Opinion: Is panic in the air?
Consultant Peter Backman looks at the different reactions as we exit lockdown...
Something is afoot. And, to me, that something seems pretty close to panic. When the super-logical chancellor of Germany makes a dramatic u-turn about imposing an Easter lockdown and acknowledges total guilt. When the French government forbids a vaccine to be given to the elderly and then shortly afterwards permits it only for the over 55s but no younger. When the Italian government holds up vaccine deliveries to Australia while still holding unused portions for its own population. That smells of panic.
This panic is potentially a disaster – for those who will die, for the health services who will have to cope with the outcomes, and for their impacts on the affected economies. But it seems to me that panic is also inappropriate because there is light at the end of the tunnel, a glow on the horizon. Call it what you like, but optimism is spreading among the public and businesses.
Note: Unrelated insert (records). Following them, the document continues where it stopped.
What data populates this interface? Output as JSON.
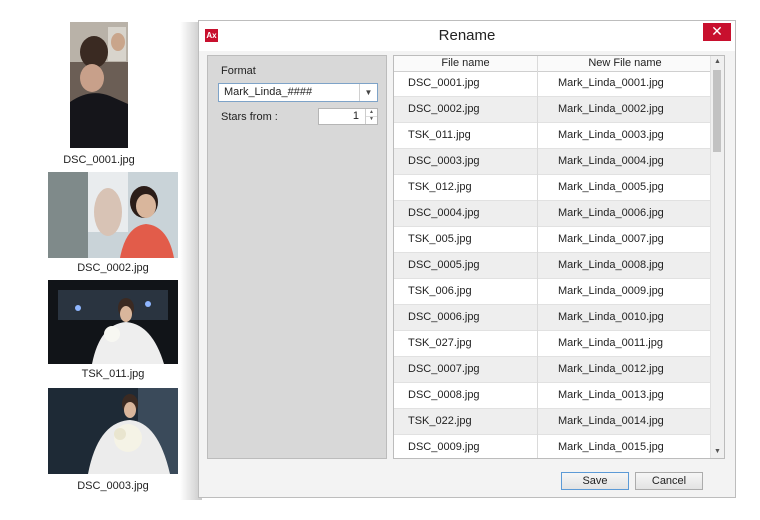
{
  "thumbnails": [
    {
      "caption": "DSC_0001.jpg"
    },
    {
      "caption": "DSC_0002.jpg"
    },
    {
      "caption": "TSK_011.jpg"
    },
    {
      "caption": "DSC_0003.jpg"
    }
  ],
  "dialog": {
    "title": "Rename",
    "app_icon_text": "Ax",
    "close_glyph": "✕"
  },
  "options": {
    "format_label": "Format",
    "format_value": "Mark_Linda_####",
    "stars_label": "Stars from :",
    "stars_value": "1"
  },
  "table": {
    "headers": [
      "File name",
      "New File name"
    ],
    "rows": [
      [
        "DSC_0001.jpg",
        "Mark_Linda_0001.jpg"
      ],
      [
        "DSC_0002.jpg",
        "Mark_Linda_0002.jpg"
      ],
      [
        "TSK_011.jpg",
        "Mark_Linda_0003.jpg"
      ],
      [
        "DSC_0003.jpg",
        "Mark_Linda_0004.jpg"
      ],
      [
        "TSK_012.jpg",
        "Mark_Linda_0005.jpg"
      ],
      [
        "DSC_0004.jpg",
        "Mark_Linda_0006.jpg"
      ],
      [
        "TSK_005.jpg",
        "Mark_Linda_0007.jpg"
      ],
      [
        "DSC_0005.jpg",
        "Mark_Linda_0008.jpg"
      ],
      [
        "TSK_006.jpg",
        "Mark_Linda_0009.jpg"
      ],
      [
        "DSC_0006.jpg",
        "Mark_Linda_0010.jpg"
      ],
      [
        "TSK_027.jpg",
        "Mark_Linda_0011.jpg"
      ],
      [
        "DSC_0007.jpg",
        "Mark_Linda_0012.jpg"
      ],
      [
        "DSC_0008.jpg",
        "Mark_Linda_0013.jpg"
      ],
      [
        "TSK_022.jpg",
        "Mark_Linda_0014.jpg"
      ],
      [
        "DSC_0009.jpg",
        "Mark_Linda_0015.jpg"
      ]
    ]
  },
  "buttons": {
    "save": "Save",
    "cancel": "Cancel"
  },
  "colors": {
    "close_red": "#c8102e",
    "focus_blue": "#5c9ad6"
  }
}
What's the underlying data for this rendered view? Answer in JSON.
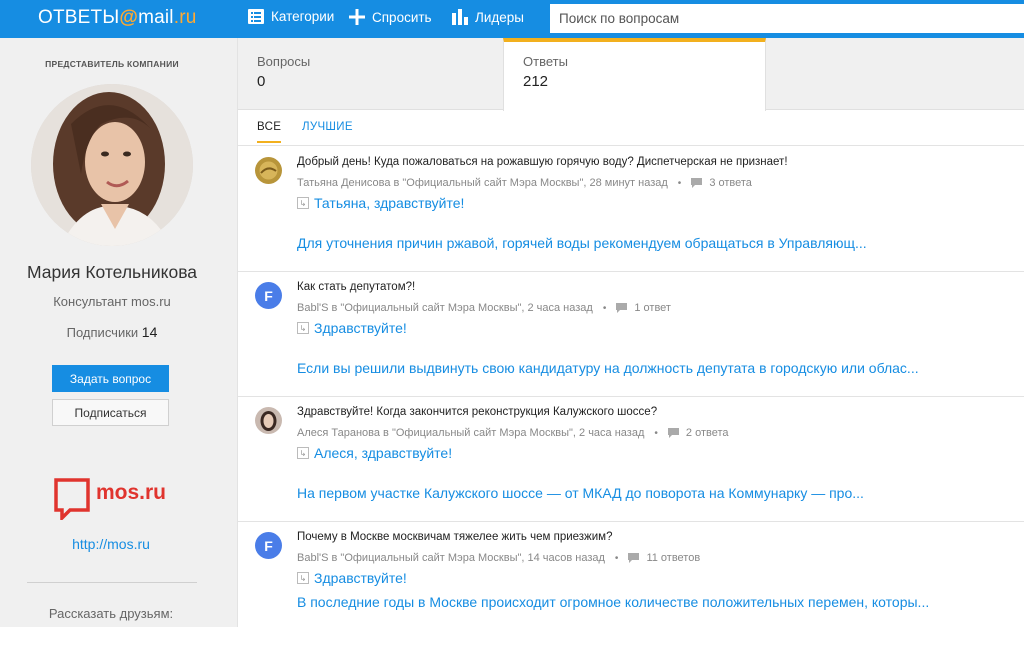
{
  "header": {
    "logo_main": "ОТВЕТЫ",
    "logo_at": "@",
    "logo_mail": "mail",
    "logo_dot": ".",
    "logo_ru": "ru",
    "nav": [
      {
        "label": "Категории",
        "icon": "list-icon"
      },
      {
        "label": "Спросить",
        "icon": "plus-icon"
      },
      {
        "label": "Лидеры",
        "icon": "bar-chart-icon"
      }
    ],
    "search_placeholder": "Поиск по вопросам"
  },
  "sidebar": {
    "rep_label": "ПРЕДСТАВИТЕЛЬ КОМПАНИИ",
    "name": "Мария Котельникова",
    "role": "Консультант mos.ru",
    "subscribers_label": "Подписчики",
    "subscribers_count": "14",
    "ask_button": "Задать вопрос",
    "subscribe_button": "Подписаться",
    "brand_logo_text": "mos.ru",
    "link": "http://mos.ru",
    "share_label": "Рассказать друзьям:"
  },
  "stats": {
    "questions_label": "Вопросы",
    "questions_count": "0",
    "answers_label": "Ответы",
    "answers_count": "212"
  },
  "tabs": {
    "all": "ВСЕ",
    "best": "ЛУЧШИЕ"
  },
  "questions": [
    {
      "avatar": "photo",
      "title": "Добрый день! Куда пожаловаться на рожавшую горячую воду? Диспетчерская не признает!",
      "meta": "Татьяна Денисова в \"Официальный сайт Мэра Москвы\", 28 минут назад",
      "answers": "3 ответа",
      "reply": "Татьяна, здравствуйте!",
      "answer": "Для уточнения причин ржавой, горячей воды рекомендуем обращаться в Управляющ..."
    },
    {
      "avatar": "F",
      "title": "Как стать депутатом?!",
      "meta": "Babl'S в \"Официальный сайт Мэра Москвы\", 2 часа назад",
      "answers": "1 ответ",
      "reply": "Здравствуйте!",
      "answer": "Если вы решили выдвинуть свою кандидатуру на должность депутата в городскую или облас..."
    },
    {
      "avatar": "photo",
      "title": "Здравствуйте! Когда закончится реконструкция Калужского шоссе?",
      "meta": "Алеся Таранова в \"Официальный сайт Мэра Москвы\", 2 часа назад",
      "answers": "2 ответа",
      "reply": "Алеся, здравствуйте!",
      "answer": "На первом участке Калужского шоссе — от МКАД до поворота на Коммунарку — про..."
    },
    {
      "avatar": "F",
      "title": "Почему в Москве москвичам тяжелее жить чем приезжим?",
      "meta": "Babl'S в \"Официальный сайт Мэра Москвы\", 14 часов назад",
      "answers": "11 ответов",
      "reply": "Здравствуйте!",
      "answer": "В последние годы в Москве происходит огромное количестве положительных перемен, которы..."
    }
  ]
}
This is certainly true for the UK (and for other countries too, just ask the US or Israel). Nevertheless, there are risks for us. What happens if the numbers of cases, of hospitalisations, of deaths don’t come down? Or they don’t stay down? The latest figures for cases of covid in the UK have fallen dramatically since January, but are showing (at the time of writing) worrying signs of plateauing at levels seen in early October (will they rise?). What happens if some (or worse, all) vaccines don’t work as they are supposed to – perhaps their effects wear off more quickly than it is reasonable to generate new supplies? What happens if supply issues become even more serious? Or a new mutant starts the whole miserable process all over again?
No doubt it can be argued that the likelihood is small that these scenarios will play out (or that if they exist, their outcomes are limited). But wise businesses would plan for them to arise. Right now, the foodservice sector (and, indeed, the wider hospitality sector) is in full planning mode – planning for partial reopening in mid-April and full reopening in mid-May (with social distancing to be removed in the last week in June). In my experience, plans are being made on the basis of what you could call ‘reasonable’ optimism, which in reality means ‘full-on’ optimism. If downsides are perceived, they are included with a shrug: we’ll worry about that when it arises. But is that enough?
Prudent businesses should be including something going wrong in their plans. For example, what to do if there is a lockdown in June or September? Given the risks, these are possibilities. They may be small – but if they exist, they should be given some attention. I hope plans for action in unlikely events prove to be totally unnecessary. But that doesn’t mean that it’s possible to ignore them – and that they shouldn’t be allowed for.